EDITORIAL: Bipartisan for real

EARLY MONDAY AFTERNOON on the lawn of the West Ghent Community Center more than 20 people gathered to hear good news everybody there already knew. Second-term Congressman Antonio Delgado, a Democrat, has won approval in the House of Representatives for projects in his 19th District.

There were roughly equal numbers of elected officials and the press. The occasion was to highlight the agreement in the House to spend $829,594 in four towns in Columbia County: Austerlitz, Canaan, Ghent and New Lebanon. The goal is to fund installation of cable that can carry high-speed internet service to all 300 homes that don’t yet have access to what’s called broadband service.

That would be $2,765.31 per home, if divided equally, which it won’t be. Some homes will be harder to reach than others, which means it will cost more to reach them. But the funding is local news, because having access to broadband service means more than being able to buy stuff on Amazon or livestream movies. Its other uses include participating in virtual classrooms, tel-medicine, working from home and all sorts of connections we haven’t thought of yet. Read more…

EDITORIAL: You’re hesitating?

WILL ONE MORE editorial about the pandemic—anything about the damn pandemic—matter? As far as anybody knows, the virus won’t be swayed, not now or ever. But anything that helps us avoid Covid’s reach is worth consideration.

Let’s start on an up note. Jack Mabb is director of the county Department of Health, which is running the local vaccination effort. This week he said, “I think we’ve done really well.” He was commenting on how many people in the county have had at least one shot of a vaccine that protects them from Covid-19. Right now the figure is 72% of the county’s population age 12 and over are vaccinated. That’s at or near the goal required for herd immunity, that magical point when so many people are immune to the virus that it can’t infect enough people to continue spreading on a mass scale.

We still don’t have an approved vaccine for kids under 12 and school begins in a little over a month from now inside school buildings. But only 36% of kids in this county aged 12-to-18 are vaccinated at this point. The schools are planning to take what precautions they can. So far, school districts have received only advice from the state on how to minimize the threat from Covid. Read more…

EDITORIAL: This won’t take long

PLEASE PUT THE FOLLOWING NOTE on your calendar, preferably the one you use. We are taking a day off August 26. We will publish what we lovingly call a “double issue” on August 19. It will be marked on the front page “Issue 33-34.”
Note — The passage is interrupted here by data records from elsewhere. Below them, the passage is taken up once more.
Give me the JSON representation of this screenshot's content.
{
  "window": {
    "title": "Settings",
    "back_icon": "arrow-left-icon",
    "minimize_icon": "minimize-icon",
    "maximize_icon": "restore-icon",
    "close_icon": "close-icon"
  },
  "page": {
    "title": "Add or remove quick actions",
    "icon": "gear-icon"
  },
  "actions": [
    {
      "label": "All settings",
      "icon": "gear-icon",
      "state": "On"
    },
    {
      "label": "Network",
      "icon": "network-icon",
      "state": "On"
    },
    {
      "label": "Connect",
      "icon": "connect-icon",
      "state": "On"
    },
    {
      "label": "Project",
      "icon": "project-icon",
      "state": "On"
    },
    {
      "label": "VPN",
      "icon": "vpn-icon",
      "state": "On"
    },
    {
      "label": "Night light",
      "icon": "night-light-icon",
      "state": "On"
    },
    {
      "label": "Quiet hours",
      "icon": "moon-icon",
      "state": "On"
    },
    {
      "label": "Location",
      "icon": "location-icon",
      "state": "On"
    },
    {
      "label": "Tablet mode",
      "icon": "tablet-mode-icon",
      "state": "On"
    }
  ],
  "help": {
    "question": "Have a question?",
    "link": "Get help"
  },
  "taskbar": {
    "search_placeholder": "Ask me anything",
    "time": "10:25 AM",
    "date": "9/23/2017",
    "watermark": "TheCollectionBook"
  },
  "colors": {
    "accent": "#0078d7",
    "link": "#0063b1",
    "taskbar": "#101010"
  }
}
We’ll resume our regularweekly schedule September 2. For those who are keeping score, that will be Issue 35.

We know that many of you are busy people or have things on your mind more important than remembering this notice of a temporary ripple in our regular publication schedule. You many not get the time to read this editorial or you may be distracted by the shock that summer has gone by so fast! So we’ll print reminders in the paper as we get nearer to the date. Read more…

EDITORIAL: Slower is not better

WHEN DID THIS ISSUE ARRIVE in your mailbox? We should be asking that question on a regular basis. But plans to measure and track deliveries get shunted aside in favor of finishing the current issue and starting to assemble next week’s paper.

But we do stop and pay attention whenever a subscriber reports that papers are arriving days late or not at all. We check our records and talk with the paperless subscriber. Sometimes there are real mysteries involving out-of-state post offices where strange creatures gobble up copies of The Columbia Paper at night and then disappear. Other times, we suggest the subscriber have a conversation with the local postmaster. When that happens deliveries miraculously resume. And now and then we confront threats to subscriptions that can’t be resolved with common sense and good will.

This paper is printed early Thursday mornings in Pittsfield, Mass. We haul them to our office in Ghent, label all the copies that go to subscribers and drivers deliver them to all 33 post offices in Columbia County. The post office staff take over from there and they do a fantastic job. We literally could not publish this newspaper without the U.S. Postal Service (USPS). But that could change if plans announced by the postmaster general take effect. Read more…

EDITORIAL: Looking for a rescue

FOR MANY, LAST YEAR’S LOCKDOWN squeezed the dimensions of the world into a home, a car and a video screen. That ignores a presidential election and personal milestones. But you get the point. The pandemic lingers and yet the switch has been set to the “On” position. Now, suddenly, it feels like way too much is happening.

We can recite the big issues by heart though few of us have enough memory cells to keep track of all the threats. And who’s counting, anyway? Probably only those who depend on others—government programs, charities and us, their neighbors—to see them through to better times or just to make it to the week ahead. But while there are many acts of generosity there are also times when the need is great but the donors are tapped out. What then?

Two weeks ago Diane Valden reported on the Ancramdale Neighbors Helping Neighbors Association in the Town of Ancram. One of the projects of that volunteer organization is to pick up a ton, literally, of food each week in Albany and haul it to the association’s food pantry at an Ancramdale church. Right now it’s feeding 90 people. Read more…